We need to take care of ourselves, too! We've got delicious and easy recipes, the latest fashion and home decor trends, health topics that impact every woman and so much more. So grab a cup of coffee and dig in.
It truly takes a village to raise a child, and we're here for you! Link up with a community of moms just like you and learn about fabulous events in your area plus amazing product giveaways, discounts and more!
From the iconic Mickey Mouse, to Bambi to Simba, Disney has a long history of giving life to animals of all kinds. In 2016, we can add the characters Judy Hopps (Ginnifer Goodwin), Chief Bogo (Idris Elba), Nick Wilde (Jason Bateman), Gazelle (Shakira) and more from the upcoming animated feature, "Zootopia," to the long line of animal personalities that have cemented their place in pop culture, animation history and our hearts.
"Zootopia" is unlike any other talking animal film we've seen yet, both by characters and scenery. For one, all the animals walk on two legs but maintain their own unique movements. Also, the story it tells deals with modern issues like diversity and stereotyping, but in a manner that is understandable to people of all ages. At a recent early press day, we got a chance to sit down with Disney's head of animation for "Zootopia," Brazilian animator Renato dos Anjos, about the new film. Dos Anjos, dad to one son, has worked on some of Disney's other popular films such as "Frozen," Wreck-It Ralph," and "Tangled" in recent years as well.
What was the hardest part of the animation process for "Zootopia"?
Renato dos Anjos: As far as animation goes, the hardest part was really trying to make our characters unique. It's very natural for us to make them look very human because that's what we have to reference — you know, when you act out your scene, you're using yourself as a reference. It's always a little bit of a trap having these characters look too human, and the biggest challenge on the show is making sure that every character felt very unique to their species not like, people with a rabbit costume, or a fox costume. Throughout the film we were having to remind everybody, no it's an elephant you're working with... it doesn't move that fast, because it's a tall animal with lots of mass; it can't move that way. Or if it's a mouse, it has to move a certain way and because our animators had to bounce from one character to another it was difficult to keep track of those characters. It was a big challenge to keep track of that throughout the film.
Who was your favorite character to animate or design?
Renato dos Anjos: One of my favorite designs was Chief Bogo. He's such a cool looking design and I love the voice. He has such a big presence in his voice, I didn't get to animate any scene with him but I love the character, I think he's amazing.
You went to Kenya to do research on some of the animals for the film — what were some of the most interesting discoveries you found about wild animals?

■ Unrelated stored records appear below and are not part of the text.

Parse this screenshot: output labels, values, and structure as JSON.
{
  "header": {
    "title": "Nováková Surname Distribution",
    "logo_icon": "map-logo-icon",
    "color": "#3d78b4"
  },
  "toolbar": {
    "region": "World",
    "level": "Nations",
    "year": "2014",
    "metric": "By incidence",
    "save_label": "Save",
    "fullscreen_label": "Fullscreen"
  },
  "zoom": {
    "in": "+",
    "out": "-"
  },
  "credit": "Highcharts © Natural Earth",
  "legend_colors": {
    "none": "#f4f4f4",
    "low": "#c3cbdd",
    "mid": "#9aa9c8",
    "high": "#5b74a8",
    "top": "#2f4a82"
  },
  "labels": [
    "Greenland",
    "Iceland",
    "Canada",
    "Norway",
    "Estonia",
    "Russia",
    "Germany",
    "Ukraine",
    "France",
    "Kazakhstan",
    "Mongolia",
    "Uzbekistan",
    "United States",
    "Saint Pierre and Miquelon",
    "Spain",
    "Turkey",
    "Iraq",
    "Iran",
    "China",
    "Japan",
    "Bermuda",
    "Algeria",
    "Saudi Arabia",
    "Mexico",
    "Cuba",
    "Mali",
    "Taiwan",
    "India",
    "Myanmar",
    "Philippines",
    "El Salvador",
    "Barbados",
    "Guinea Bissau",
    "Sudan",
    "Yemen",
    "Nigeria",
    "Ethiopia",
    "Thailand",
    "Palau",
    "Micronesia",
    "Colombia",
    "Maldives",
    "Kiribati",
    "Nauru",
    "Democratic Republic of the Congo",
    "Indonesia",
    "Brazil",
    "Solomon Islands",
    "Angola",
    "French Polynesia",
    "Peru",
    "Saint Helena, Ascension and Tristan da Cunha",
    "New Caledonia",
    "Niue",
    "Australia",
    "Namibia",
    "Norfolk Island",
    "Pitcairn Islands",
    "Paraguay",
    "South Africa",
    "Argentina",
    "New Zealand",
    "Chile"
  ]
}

Renato dos Anjos: There were a lot of things, especially the interaction with each other was interesting because you don't see the animals close together like that in zoos. There was this very funny scene that we saw, there were a bunch of buffalo in this watering hole, and then these elephants came in and they pushed them out, because they wanted it that way. So they interact that way — they push and they push, and they shove each other when they need to. The wildebeest often ended up on the menu for "smarter" animals. The funny thing is our tour guide said that the zebras tend to hang out with the wildebeests because they're faster; in case something happens, they can take off and the wildebeest will be left behind. They do that and we saw a lot of crossings with zebras hanging out with wildebeests. Another funny thing we learned, that we didn't know and we used in the film, is that [it takes] baby elephants a long time to really master the movement of their trunks. So when they're young, the movement is very random; they do all sorts of stupid things because they're not coordinated. It's a very complicated muscle system. It's kind of cute.
So now that you've done the research and are deep into the filming, what kind of new appreciation have you gained for wild animals?
Renato dos Anjos: It literally changed my life. I felt that going into this, I was a different person, now coming out, I am a totally different person. The way you appreciate how fragile life is, and how amazing these animals are; how beautiful they are. When you see them up close, just going about their business, it really feels like everybody is just trying to take care of their families, like we are. I was so moved when we went on that trip. As soon as I landed, I just told myself, I have to go back one day, I have to go back.